§ **INPUT DATA**:
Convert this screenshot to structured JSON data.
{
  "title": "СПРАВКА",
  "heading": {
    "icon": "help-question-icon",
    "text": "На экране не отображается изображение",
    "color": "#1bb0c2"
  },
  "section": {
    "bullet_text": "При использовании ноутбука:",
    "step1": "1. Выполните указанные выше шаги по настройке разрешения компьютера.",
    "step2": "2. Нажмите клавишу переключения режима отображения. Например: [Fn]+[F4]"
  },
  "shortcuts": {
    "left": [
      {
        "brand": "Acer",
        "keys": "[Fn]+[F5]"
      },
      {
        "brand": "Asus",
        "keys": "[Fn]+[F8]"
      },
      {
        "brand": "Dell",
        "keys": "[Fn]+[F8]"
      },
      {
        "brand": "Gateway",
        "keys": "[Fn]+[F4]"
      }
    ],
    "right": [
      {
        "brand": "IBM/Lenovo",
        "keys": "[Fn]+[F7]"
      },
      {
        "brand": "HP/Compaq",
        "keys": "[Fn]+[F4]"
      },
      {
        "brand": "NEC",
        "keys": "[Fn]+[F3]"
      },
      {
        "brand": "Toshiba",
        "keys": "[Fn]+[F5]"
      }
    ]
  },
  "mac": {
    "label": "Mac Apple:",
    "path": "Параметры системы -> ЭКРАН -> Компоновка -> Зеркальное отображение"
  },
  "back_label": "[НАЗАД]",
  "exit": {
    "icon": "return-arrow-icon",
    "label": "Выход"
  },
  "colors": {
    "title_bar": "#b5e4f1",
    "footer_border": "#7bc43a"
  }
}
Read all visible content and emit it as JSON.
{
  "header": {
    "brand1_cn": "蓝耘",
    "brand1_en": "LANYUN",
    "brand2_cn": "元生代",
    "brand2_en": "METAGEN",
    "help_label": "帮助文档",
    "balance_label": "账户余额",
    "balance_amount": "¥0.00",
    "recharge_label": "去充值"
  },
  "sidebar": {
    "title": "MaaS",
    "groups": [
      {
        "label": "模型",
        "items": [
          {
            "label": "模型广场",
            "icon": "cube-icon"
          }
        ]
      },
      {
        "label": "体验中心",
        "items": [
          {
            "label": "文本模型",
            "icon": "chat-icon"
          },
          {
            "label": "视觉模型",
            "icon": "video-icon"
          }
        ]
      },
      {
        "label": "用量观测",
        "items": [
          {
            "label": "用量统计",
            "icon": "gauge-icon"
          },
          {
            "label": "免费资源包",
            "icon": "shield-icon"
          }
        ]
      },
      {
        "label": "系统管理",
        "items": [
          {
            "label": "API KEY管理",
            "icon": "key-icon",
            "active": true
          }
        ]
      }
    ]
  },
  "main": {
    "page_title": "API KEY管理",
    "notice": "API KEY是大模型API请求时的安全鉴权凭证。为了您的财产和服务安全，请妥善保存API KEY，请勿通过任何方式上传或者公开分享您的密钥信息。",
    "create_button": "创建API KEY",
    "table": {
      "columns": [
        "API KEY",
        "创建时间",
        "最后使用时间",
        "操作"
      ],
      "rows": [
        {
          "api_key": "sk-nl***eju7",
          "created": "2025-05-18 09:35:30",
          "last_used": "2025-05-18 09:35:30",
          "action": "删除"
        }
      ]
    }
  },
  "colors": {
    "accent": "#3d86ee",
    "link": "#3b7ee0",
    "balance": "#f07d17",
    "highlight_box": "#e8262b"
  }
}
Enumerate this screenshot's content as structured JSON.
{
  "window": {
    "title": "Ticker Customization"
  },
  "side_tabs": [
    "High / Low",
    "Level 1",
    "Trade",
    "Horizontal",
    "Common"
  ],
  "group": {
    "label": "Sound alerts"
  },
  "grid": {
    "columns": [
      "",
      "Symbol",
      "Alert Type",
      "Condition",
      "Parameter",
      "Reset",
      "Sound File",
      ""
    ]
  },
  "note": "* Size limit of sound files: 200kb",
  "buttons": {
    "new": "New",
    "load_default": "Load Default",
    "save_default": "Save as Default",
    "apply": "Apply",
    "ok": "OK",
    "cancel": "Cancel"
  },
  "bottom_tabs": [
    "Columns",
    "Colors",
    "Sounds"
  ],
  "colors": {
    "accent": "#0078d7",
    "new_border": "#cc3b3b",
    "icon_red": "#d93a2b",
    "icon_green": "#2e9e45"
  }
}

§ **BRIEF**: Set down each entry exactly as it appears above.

§ **REPLY TO THE TASK**:
Convert this screenshot to structured JSON data.
{
  "title": "СПРАВКА",
  "heading": {
    "icon": "help-question-icon",
    "text": "На экране не отображается изображение",
    "color": "#1bb0c2"
  },
  "section": {
    "bullet_text": "При использовании ноутбука:",
    "step1": "1. Выполните указанные выше шаги по настройке разрешения компьютера.",
    "step2": "2. Нажмите клавишу переключения режима отображения. Например: [Fn]+[F4]"
  },
  "shortcuts": {
    "left": [
      {
        "brand": "Acer",
        "keys": "[Fn]+[F5]"
      },
      {
        "brand": "Asus",
        "keys": "[Fn]+[F8]"
      },
      {
        "brand": "Dell",
        "keys": "[Fn]+[F8]"
      },
      {
        "brand": "Gateway",
        "keys": "[Fn]+[F4]"
      }
    ],
    "right": [
      {
        "brand": "IBM/Lenovo",
        "keys": "[Fn]+[F7]"
      },
      {
        "brand": "HP/Compaq",
        "keys": "[Fn]+[F4]"
      },
      {
        "brand": "NEC",
        "keys": "[Fn]+[F3]"
      },
      {
        "brand": "Toshiba",
        "keys": "[Fn]+[F5]"
      }
    ]
  },
  "mac": {
    "label": "Mac Apple:",
    "path": "Параметры системы -> ЭКРАН -> Компоновка -> Зеркальное отображение"
  },
  "back_label": "[НАЗАД]",
  "exit": {
    "icon": "return-arrow-icon",
    "label": "Выход"
  },
  "colors": {
    "title_bar": "#b5e4f1",
    "footer_border": "#7bc43a"
  }
}
Read all visible content and emit it as JSON.
{
  "header": {
    "brand1_cn": "蓝耘",
    "brand1_en": "LANYUN",
    "brand2_cn": "元生代",
    "brand2_en": "METAGEN",
    "help_label": "帮助文档",
    "balance_label": "账户余额",
    "balance_amount": "¥0.00",
    "recharge_label": "去充值"
  },
  "sidebar": {
    "title": "MaaS",
    "groups": [
      {
        "label": "模型",
        "items": [
          {
            "label": "模型广场",
            "icon": "cube-icon"
          }
        ]
      },
      {
        "label": "体验中心",
        "items": [
          {
            "label": "文本模型",
            "icon": "chat-icon"
          },
          {
            "label": "视觉模型",
            "icon": "video-icon"
          }
        ]
      },
      {
        "label": "用量观测",
        "items": [
          {
            "label": "用量统计",
            "icon": "gauge-icon"
          },
          {
            "label": "免费资源包",
            "icon": "shield-icon"
          }
        ]
      },
      {
        "label": "系统管理",
        "items": [
          {
            "label": "API KEY管理",
            "icon": "key-icon",
            "active": true
          }
        ]
      }
    ]
  },
  "main": {
    "page_title": "API KEY管理",
    "notice": "API KEY是大模型API请求时的安全鉴权凭证。为了您的财产和服务安全，请妥善保存API KEY，请勿通过任何方式上传或者公开分享您的密钥信息。",
    "create_button": "创建API KEY",
    "table": {
      "columns": [
        "API KEY",
        "创建时间",
        "最后使用时间",
        "操作"
      ],
      "rows": [
        {
          "api_key": "sk-nl***eju7",
          "created": "2025-05-18 09:35:30",
          "last_used": "2025-05-18 09:35:30",
          "action": "删除"
        }
      ]
    }
  },
  "colors": {
    "accent": "#3d86ee",
    "link": "#3b7ee0",
    "balance": "#f07d17",
    "highlight_box": "#e8262b"
  }
}
Enumerate this screenshot's content as structured JSON.
{
  "window": {
    "title": "Ticker Customization"
  },
  "side_tabs": [
    "High / Low",
    "Level 1",
    "Trade",
    "Horizontal",
    "Common"
  ],
  "group": {
    "label": "Sound alerts"
  },
  "grid": {
    "columns": [
      "",
      "Symbol",
      "Alert Type",
      "Condition",
      "Parameter",
      "Reset",
      "Sound File",
      ""
    ]
  },
  "note": "* Size limit of sound files: 200kb",
  "buttons": {
    "new": "New",
    "load_default": "Load Default",
    "save_default": "Save as Default",
    "apply": "Apply",
    "ok": "OK",
    "cancel": "Cancel"
  },
  "bottom_tabs": [
    "Columns",
    "Colors",
    "Sounds"
  ],
  "colors": {
    "accent": "#0078d7",
    "new_border": "#cc3b3b",
    "icon_red": "#d93a2b",
    "icon_green": "#2e9e45"
  }
}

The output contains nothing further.